Stefanie Rocknak’s pieces are slightly larger than lifesize, torsos and heads twisted into intense expressions that can be seen in both the face and body. Each work is incredibly serious, the pupil-less eyes seeming to look right through the viewer.
The Swimmer is one of Rocknak’s most active pieces, her subject carved into an environment of rough waves, fighting for a breath while they are caught mid-stroke. Details can be seen down to the swimmer’s wristwatch and veins, palpable adrenaline coursing through the subject’s body.
The New York-based artist’s sculptural practice is highly influenced by her many trips to Europe, especially by Michelangelo, Donatello, and Bernini who she experienced in Rome. Although trained as a painter, she fell in love with the warmth and unpredictability of wood, preferring three dimensional work over two. Rocknak likes to stick to the detail of the work’s physical creation explaining that “conceptual art leaves me cold. So my figures, quite intentionally, are immediate and obvious; ideally, they do not need a theory to do their talking.”
Rocknak has a solo exhibition this spring at the The New York Sculptors Guild Gallery titled The Royal Family. (via Artist a Day)
Tasmania-based furniture and lighting designer Duncan Meerding highlights the naturally occuring cracks in sustainably sourced logs by inserting warm yellow LEDs that illuminate each piece of wood from within. Meerding, who is legally blind, is fascinated by unusual light applications which he refers to as his “alternative sensory world.” Each cracked log lamp can be used as a stool, table, or simply a light accessory, and the pieces are available through a number of shops throughout Australia. Photos by Jan Dallas. (via My Modern Met, Inhabitat)
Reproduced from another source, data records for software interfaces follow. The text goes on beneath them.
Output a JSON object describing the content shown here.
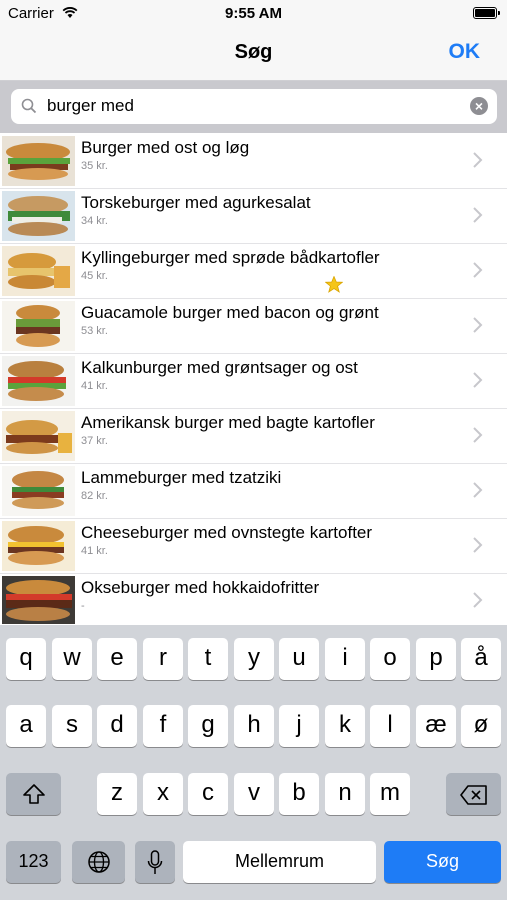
{
  "status": {
    "carrier": "Carrier",
    "time": "9:55 AM"
  },
  "nav": {
    "title": "Søg",
    "ok": "OK"
  },
  "search": {
    "query": "burger med"
  },
  "items": [
    {
      "name": "Burger med ost og løg",
      "price": "35 kr."
    },
    {
      "name": "Torskeburger med agurkesalat",
      "price": "34 kr."
    },
    {
      "name": "Kyllingeburger med sprøde bådkartofler",
      "price": "45 kr.",
      "favorite": true
    },
    {
      "name": "Guacamole burger med bacon og grønt",
      "price": "53 kr."
    },
    {
      "name": "Kalkunburger med grøntsager og ost",
      "price": "41 kr."
    },
    {
      "name": "Amerikansk burger med bagte kartofler",
      "price": "37 kr."
    },
    {
      "name": "Lammeburger med tzatziki",
      "price": "82 kr."
    },
    {
      "name": "Cheeseburger med ovnstegte kartofter",
      "price": "41 kr."
    },
    {
      "name": "Okseburger med hokkaidofritter",
      "price": "-"
    }
  ],
  "keyboard": {
    "row1": [
      "q",
      "w",
      "e",
      "r",
      "t",
      "y",
      "u",
      "i",
      "o",
      "p",
      "å"
    ],
    "row2": [
      "a",
      "s",
      "d",
      "f",
      "g",
      "h",
      "j",
      "k",
      "l",
      "æ",
      "ø"
    ],
    "row3": [
      "z",
      "x",
      "c",
      "v",
      "b",
      "n",
      "m"
    ],
    "numbers": "123",
    "space": "Mellemrum",
    "go": "Søg"
  },
  "icons": {
    "wifi": "wifi-icon",
    "battery": "battery-icon",
    "search": "search-icon",
    "clear": "clear-icon",
    "chevron": "chevron-right-icon",
    "star": "star-icon",
    "shift": "shift-icon",
    "backspace": "backspace-icon",
    "globe": "globe-icon",
    "mic": "microphone-icon"
  },
  "colors": {
    "accent": "#1e7cf6",
    "star": "#f5c518"
  }
}
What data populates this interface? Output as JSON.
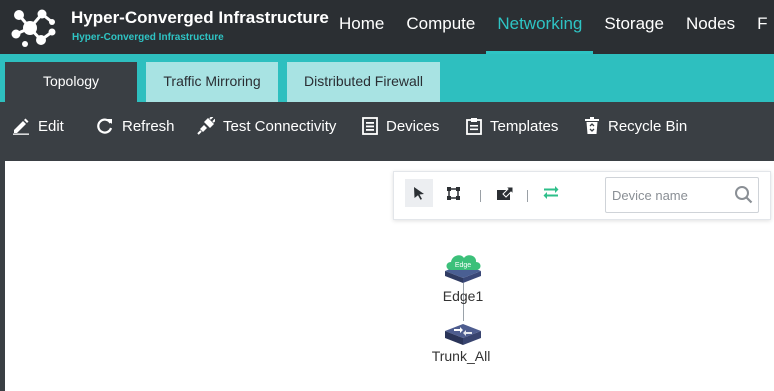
{
  "header": {
    "title": "Hyper-Converged Infrastructure",
    "subtitle": "Hyper-Converged Infrastructure",
    "logo_icon": "molecule-network-icon",
    "nav": [
      {
        "label": "Home",
        "active": false
      },
      {
        "label": "Compute",
        "active": false
      },
      {
        "label": "Networking",
        "active": true
      },
      {
        "label": "Storage",
        "active": false
      },
      {
        "label": "Nodes",
        "active": false
      },
      {
        "label": "F",
        "active": false
      }
    ]
  },
  "tabs": [
    {
      "label": "Topology",
      "active": true
    },
    {
      "label": "Traffic Mirroring",
      "active": false
    },
    {
      "label": "Distributed Firewall",
      "active": false
    }
  ],
  "toolbar": {
    "edit": "Edit",
    "refresh": "Refresh",
    "test_connectivity": "Test Connectivity",
    "devices": "Devices",
    "templates": "Templates",
    "recycle_bin": "Recycle Bin"
  },
  "topology_panel": {
    "tools": [
      "select-pointer-icon",
      "box-select-icon",
      "export-icon",
      "swap-arrows-icon"
    ],
    "search_placeholder": "Device name"
  },
  "nodes": [
    {
      "label": "Edge1",
      "badge": "Edge",
      "type": "edge-router"
    },
    {
      "label": "Trunk_All",
      "type": "switch"
    }
  ],
  "colors": {
    "accent": "#2ec4c4",
    "header_bg": "#2b2f33",
    "toolbar_bg": "#3a3f44",
    "edge_green": "#3cc07a",
    "switch_navy": "#3d4a78"
  }
}
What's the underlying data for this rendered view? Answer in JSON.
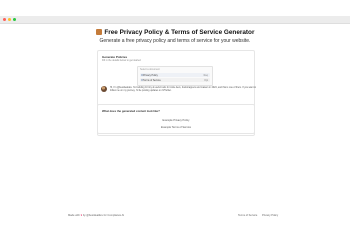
{
  "window": {
    "controls": [
      "close",
      "minimize",
      "maximize"
    ]
  },
  "header": {
    "title_icon": "notebook-emoji",
    "title": "Free Privacy Policy & Terms of Service Generator",
    "subtitle": "Generate a free privacy policy and terms of service for your website."
  },
  "settings": {
    "title": "Generate Policies",
    "description": "Fill in the details below to get started",
    "select": {
      "label": "Select a document",
      "options": [
        {
          "label": "Privacy Policy",
          "tag": "Req"
        },
        {
          "label": "Terms of Service",
          "tag": "Opt"
        }
      ]
    }
  },
  "note": {
    "text": "Hi, I'm @bestdealdev. I'm building 10 tiny & useful tools for indie devs, bootstrappers and makers in 2024, and this is one of them. If you want to follow me on my journey, I'd be posting updates on X/Twitter."
  },
  "results": {
    "title": "What does the generated content look like?",
    "links": [
      "Example Privacy Policy",
      "Example Terms of Service"
    ]
  },
  "footer": {
    "made_by_prefix": "Made with",
    "heart": "♥",
    "made_by_suffix": "by @bestdealdev for Compliance AI",
    "terms": "Terms of Service",
    "privacy": "Privacy Policy"
  }
}
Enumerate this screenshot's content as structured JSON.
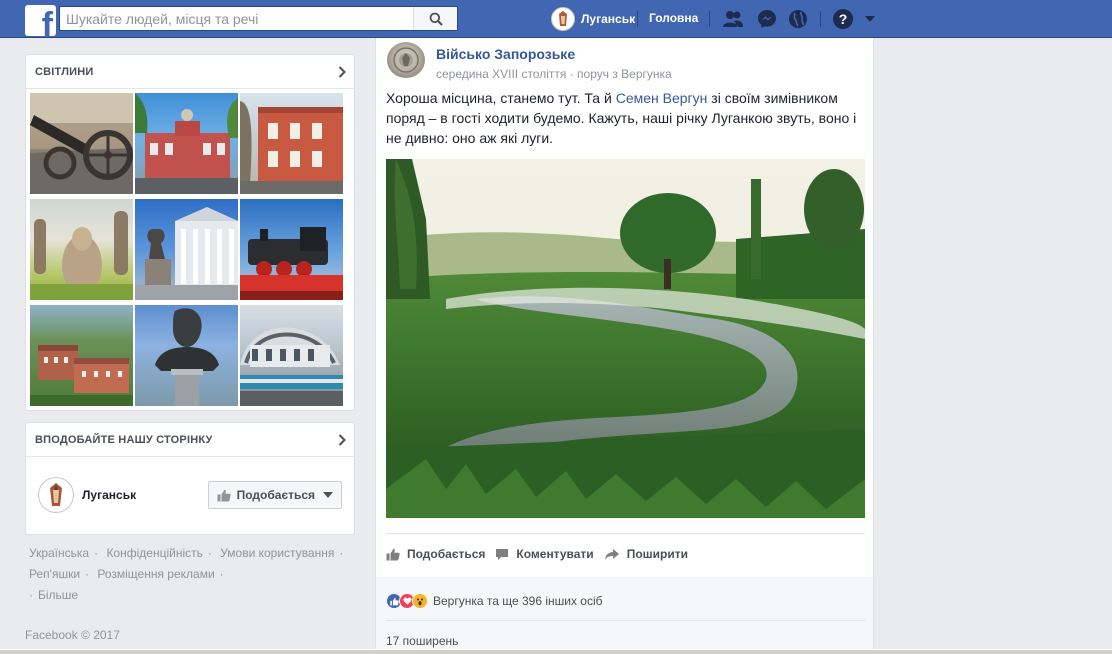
{
  "topbar": {
    "logo": "f",
    "search_placeholder": "Шукайте людей, місця та речі",
    "profile_name": "Луганськ",
    "home_label": "Головна",
    "icons": [
      "friend-requests-icon",
      "messenger-icon",
      "notifications-globe-icon",
      "help-icon",
      "account-menu-caret-icon"
    ]
  },
  "photos_card": {
    "title": "СВІТЛИНИ",
    "photos": [
      {
        "name": "cannon"
      },
      {
        "name": "red-building"
      },
      {
        "name": "brick-house"
      },
      {
        "name": "stone-statues"
      },
      {
        "name": "columned-building"
      },
      {
        "name": "locomotive"
      },
      {
        "name": "aerial-city"
      },
      {
        "name": "bust-statue"
      },
      {
        "name": "railway-station"
      }
    ]
  },
  "like_page_card": {
    "title": "ВПОДОБАЙТЕ НАШУ СТОРІНКУ",
    "page_name": "Луганськ",
    "like_button": "Подобається"
  },
  "footer": {
    "links": [
      "Українська",
      "Конфіденційність",
      "Умови користування",
      "Реп'яшки",
      "Розміщення реклами",
      "Більше"
    ],
    "separator": "·",
    "copyright": "Facebook © 2017"
  },
  "post": {
    "author": "Військо Запорозьке",
    "meta": "середина XVIII століття · поруч з Вергунка",
    "text_before_link": "Хороша місцина, станемо тут. Та й ",
    "text_link": "Семен Вергун",
    "text_after_link": " зі своїм зимівником поряд – в гості ходити будемо. Кажуть, наші річку Луганкою звуть, воно і не дивно: оно аж які луги.",
    "actions": {
      "like": "Подобається",
      "comment": "Коментувати",
      "share": "Поширити"
    },
    "reactions_text": "Вергунка та ще 396 інших осіб",
    "shares_text": "17 поширень",
    "colors": {
      "link": "#365899",
      "like_blue": "#4267b2",
      "love_red": "#f33e58",
      "wow_yellow": "#f7b125"
    }
  }
}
Last year around this time, Zuzia Kozerska of Valek Rolling Pins (previously) practically set the internet on fire with lasers, more specifically her laser engraved rolling pins that imprint different patterns in cookie dough. Kozerska has been hard at work creating increasingly more complex designs as well as special mini pins just for kids. You can see more in her Etsy shop.
When looking at these wall-mounted sculptures depicting wrinkled dresses that sprout leaves or butterflies by artist Ron Isaacs (previously), you would be forgiven for thinking they were constructed from anything other than their actual materials: plywood and acrylic paint. Isaacs uses pieces of layered Finnish birch to construct every detail of these architectural clothes which he then covers in trompe l’oeil painting to create the illusion of depth. “I am still fascinated by the old simple idea of resemblance, the very first idea of art after tools and shelter: That an object made of one material can take on the outward appearance and therefore some of the ‘reality. of another,” says Isaacs. You can see his most recent collection of work as part of his second solo show at Tory Folliard Gallery in Milwaukee through May 23, 2015.